It may have originally been a simple insult-comparison towards anybody, as in "dog".
Circa 1850AD, it was commonly used in political cartoons depicting the type of industrialists that we would today term "Fat Cats".

The original usage faded out, and the modern following appears to be a recoinage, stemming from the 1960s.

A sign of the times: Spot the Hippy
Spot the Hippy

Vietnam protests
Vietnam protests

At that time in America, demonstrations were breaking out against the Vietnam War.
Riot police attempting to break up the protests wore gas masks which made them look as if they had snouts, and the term reerupted.

Other possible contributions include the British Army's use of a lightly armoured car in crowd control in Northern Ireland.
Nicknamed a Pig, probably because it (roughly) has the profile of one, view from the side.

The vehicle had "wings", like extra doors without the hole, with gunslots, behind which soldiers could take cover.
When the wings were in use, the Pig was said to be "flying".

The 'Pig' armoured car
The "Pig" armoured car

The police themselves kid themselves that it stands for "Pride, Integrity, and Guts", but that wouldn't be a very effective insult, would it? That's just something the police made up, apparently the American police first.

The original use is still used to denote filth and greed generally, including such terms as swine and snout, and such phrases as: Piggy bank, Pig's ear, and Pigs may fly.
When common phrases bump into police activities, such as the helicopters and the flying, new reinforcements pop up spontaneously.

The Word Origins etymological website back's this up:

The OED2 has pig being used as a term for a contemptuous person as early as 1546AD. The earliest cite for a police officer in particular is from the Lexicon Balatronicum of 1811AD, which defines pig as "a China Street Pig, a Bow Street officer." The Bow Street Runners were an early police force of London, named after the street that housed their headquarters.
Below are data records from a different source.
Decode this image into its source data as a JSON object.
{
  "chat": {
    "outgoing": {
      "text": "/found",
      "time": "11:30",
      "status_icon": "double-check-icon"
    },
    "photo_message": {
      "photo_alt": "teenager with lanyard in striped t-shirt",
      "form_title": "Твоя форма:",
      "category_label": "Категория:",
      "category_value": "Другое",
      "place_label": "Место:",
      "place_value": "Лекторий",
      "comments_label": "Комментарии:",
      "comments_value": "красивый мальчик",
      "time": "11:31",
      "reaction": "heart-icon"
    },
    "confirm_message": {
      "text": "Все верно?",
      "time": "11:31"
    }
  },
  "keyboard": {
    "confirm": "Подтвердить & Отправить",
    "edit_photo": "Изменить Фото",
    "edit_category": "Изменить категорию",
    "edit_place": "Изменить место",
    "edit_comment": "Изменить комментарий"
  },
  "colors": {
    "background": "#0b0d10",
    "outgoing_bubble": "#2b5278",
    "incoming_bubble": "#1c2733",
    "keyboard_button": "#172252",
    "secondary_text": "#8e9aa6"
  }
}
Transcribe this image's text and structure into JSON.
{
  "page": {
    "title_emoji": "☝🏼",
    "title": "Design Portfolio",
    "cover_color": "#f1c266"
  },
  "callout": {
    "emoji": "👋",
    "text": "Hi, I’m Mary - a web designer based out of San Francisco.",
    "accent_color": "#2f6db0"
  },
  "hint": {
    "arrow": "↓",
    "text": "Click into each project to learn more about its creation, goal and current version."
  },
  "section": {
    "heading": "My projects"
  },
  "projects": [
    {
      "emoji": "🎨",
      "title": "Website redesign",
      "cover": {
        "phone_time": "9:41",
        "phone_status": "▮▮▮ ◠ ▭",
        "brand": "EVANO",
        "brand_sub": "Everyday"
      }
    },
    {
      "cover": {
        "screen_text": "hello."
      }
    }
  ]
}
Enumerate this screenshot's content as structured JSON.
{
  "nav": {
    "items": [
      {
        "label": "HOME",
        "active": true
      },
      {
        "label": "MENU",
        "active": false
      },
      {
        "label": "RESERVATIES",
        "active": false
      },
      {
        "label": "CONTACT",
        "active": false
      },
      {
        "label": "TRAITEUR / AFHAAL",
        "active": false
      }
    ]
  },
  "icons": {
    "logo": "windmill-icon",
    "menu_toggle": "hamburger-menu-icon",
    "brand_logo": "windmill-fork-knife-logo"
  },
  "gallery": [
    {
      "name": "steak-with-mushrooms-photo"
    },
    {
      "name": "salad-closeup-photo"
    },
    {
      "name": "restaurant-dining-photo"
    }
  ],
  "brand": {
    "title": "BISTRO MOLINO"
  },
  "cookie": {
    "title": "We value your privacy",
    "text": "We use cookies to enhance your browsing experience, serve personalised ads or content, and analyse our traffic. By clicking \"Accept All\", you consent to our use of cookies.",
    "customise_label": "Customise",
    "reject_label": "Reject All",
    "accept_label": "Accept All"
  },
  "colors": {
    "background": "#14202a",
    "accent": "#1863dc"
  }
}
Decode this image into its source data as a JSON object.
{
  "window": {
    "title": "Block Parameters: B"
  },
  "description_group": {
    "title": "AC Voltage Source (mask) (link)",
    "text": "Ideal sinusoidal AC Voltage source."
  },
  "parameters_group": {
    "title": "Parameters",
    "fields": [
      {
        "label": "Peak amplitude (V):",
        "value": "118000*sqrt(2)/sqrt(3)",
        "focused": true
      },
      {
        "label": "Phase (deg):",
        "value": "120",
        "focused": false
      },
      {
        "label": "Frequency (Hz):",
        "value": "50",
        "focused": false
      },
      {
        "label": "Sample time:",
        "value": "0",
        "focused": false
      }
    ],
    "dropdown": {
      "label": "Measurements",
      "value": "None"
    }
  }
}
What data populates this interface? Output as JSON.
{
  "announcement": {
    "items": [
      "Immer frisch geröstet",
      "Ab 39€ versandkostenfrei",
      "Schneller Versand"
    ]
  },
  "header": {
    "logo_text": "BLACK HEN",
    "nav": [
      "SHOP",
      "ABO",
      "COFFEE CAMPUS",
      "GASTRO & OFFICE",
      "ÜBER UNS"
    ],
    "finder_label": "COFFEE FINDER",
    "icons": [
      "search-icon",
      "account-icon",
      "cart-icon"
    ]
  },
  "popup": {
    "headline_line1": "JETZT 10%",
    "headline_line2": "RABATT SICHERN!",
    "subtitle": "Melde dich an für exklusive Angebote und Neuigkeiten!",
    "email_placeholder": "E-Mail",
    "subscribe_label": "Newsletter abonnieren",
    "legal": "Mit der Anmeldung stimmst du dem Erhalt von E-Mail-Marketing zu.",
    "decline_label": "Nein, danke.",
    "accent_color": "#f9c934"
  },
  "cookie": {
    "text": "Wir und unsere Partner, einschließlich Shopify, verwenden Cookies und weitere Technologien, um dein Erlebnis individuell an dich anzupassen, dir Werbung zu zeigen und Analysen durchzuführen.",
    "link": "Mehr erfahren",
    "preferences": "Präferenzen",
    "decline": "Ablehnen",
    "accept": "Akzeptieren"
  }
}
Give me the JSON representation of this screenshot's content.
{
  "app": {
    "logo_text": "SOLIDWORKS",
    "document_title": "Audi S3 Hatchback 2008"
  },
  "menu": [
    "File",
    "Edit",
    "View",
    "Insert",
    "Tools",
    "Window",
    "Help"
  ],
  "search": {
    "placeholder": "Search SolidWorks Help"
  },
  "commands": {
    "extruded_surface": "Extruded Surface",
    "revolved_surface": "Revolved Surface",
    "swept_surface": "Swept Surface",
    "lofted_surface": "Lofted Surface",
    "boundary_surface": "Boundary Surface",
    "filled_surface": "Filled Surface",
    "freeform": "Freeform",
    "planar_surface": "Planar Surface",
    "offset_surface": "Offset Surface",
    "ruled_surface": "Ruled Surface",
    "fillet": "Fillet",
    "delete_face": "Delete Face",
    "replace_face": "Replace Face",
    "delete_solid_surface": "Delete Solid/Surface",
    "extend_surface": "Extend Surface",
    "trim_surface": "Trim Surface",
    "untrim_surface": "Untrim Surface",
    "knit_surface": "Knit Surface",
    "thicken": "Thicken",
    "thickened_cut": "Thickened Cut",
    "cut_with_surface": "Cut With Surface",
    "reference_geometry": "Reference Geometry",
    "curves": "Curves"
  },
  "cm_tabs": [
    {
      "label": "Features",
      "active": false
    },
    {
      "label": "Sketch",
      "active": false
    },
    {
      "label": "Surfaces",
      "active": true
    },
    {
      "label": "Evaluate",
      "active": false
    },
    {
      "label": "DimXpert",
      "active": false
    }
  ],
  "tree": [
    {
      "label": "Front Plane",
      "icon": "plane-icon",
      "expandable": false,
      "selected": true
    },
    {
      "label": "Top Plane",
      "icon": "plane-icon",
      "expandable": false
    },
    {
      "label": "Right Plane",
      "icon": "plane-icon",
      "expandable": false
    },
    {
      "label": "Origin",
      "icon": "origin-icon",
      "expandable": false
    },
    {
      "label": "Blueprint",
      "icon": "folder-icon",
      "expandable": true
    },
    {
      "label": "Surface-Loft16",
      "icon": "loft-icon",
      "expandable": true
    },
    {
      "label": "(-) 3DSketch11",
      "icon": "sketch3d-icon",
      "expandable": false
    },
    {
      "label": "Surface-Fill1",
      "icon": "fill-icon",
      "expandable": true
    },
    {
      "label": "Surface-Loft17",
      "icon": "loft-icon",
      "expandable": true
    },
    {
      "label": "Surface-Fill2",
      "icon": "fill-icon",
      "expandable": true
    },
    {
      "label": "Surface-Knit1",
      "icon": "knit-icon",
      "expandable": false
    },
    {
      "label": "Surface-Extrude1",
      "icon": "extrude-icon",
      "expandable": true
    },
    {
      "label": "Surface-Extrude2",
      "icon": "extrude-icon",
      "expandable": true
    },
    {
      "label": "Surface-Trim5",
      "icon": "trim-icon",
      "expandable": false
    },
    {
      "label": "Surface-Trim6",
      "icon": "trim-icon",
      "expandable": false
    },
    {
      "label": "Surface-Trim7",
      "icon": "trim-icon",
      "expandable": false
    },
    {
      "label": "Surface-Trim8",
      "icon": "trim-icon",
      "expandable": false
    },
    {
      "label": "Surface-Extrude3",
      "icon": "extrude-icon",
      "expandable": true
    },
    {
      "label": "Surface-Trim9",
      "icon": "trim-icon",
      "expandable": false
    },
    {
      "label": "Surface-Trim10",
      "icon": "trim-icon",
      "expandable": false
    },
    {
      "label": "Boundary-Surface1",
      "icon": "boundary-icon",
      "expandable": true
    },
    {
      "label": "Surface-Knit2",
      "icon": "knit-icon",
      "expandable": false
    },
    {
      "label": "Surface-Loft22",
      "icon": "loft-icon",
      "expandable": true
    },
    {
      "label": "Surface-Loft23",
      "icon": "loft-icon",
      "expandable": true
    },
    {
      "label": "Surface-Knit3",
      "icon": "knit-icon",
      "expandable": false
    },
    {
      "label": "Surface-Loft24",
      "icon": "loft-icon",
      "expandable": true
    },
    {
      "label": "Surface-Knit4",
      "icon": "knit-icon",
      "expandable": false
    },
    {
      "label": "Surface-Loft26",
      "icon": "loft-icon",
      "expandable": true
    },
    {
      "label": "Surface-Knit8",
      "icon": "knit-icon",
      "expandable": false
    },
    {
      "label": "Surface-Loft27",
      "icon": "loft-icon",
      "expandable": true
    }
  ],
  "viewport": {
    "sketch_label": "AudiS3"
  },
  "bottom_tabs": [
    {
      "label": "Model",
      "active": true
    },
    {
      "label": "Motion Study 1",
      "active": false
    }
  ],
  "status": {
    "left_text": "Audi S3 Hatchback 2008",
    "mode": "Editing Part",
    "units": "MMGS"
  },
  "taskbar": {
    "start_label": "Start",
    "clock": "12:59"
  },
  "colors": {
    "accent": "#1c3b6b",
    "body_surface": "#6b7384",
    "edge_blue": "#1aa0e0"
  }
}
The Lexicon Balatronicum also offers "floor the pig and bolt," meaning to knock the policeman down and run. According to Partridge, by 1873AD the term's usage was restricted to plain-clothes officers. The term was an underground term, part of the criminal argot, until it reerupted into the mainstream in the 1960s.
It may be unrelated, but the origins of the modern game of Football (Soccer) in medieval times, used an inflated pig's bladder used as a ball. In those unenlightened times, large hooligan-like mobs clashed from rival villages. Perhaps the only difference between then and now is they were the players.

Google® search for Pig-related terms.

Related Pages

The Freedom Campaign main page.
Robin H.'s Stalkers.
Play a game.
Gallery about the Wiltshire police.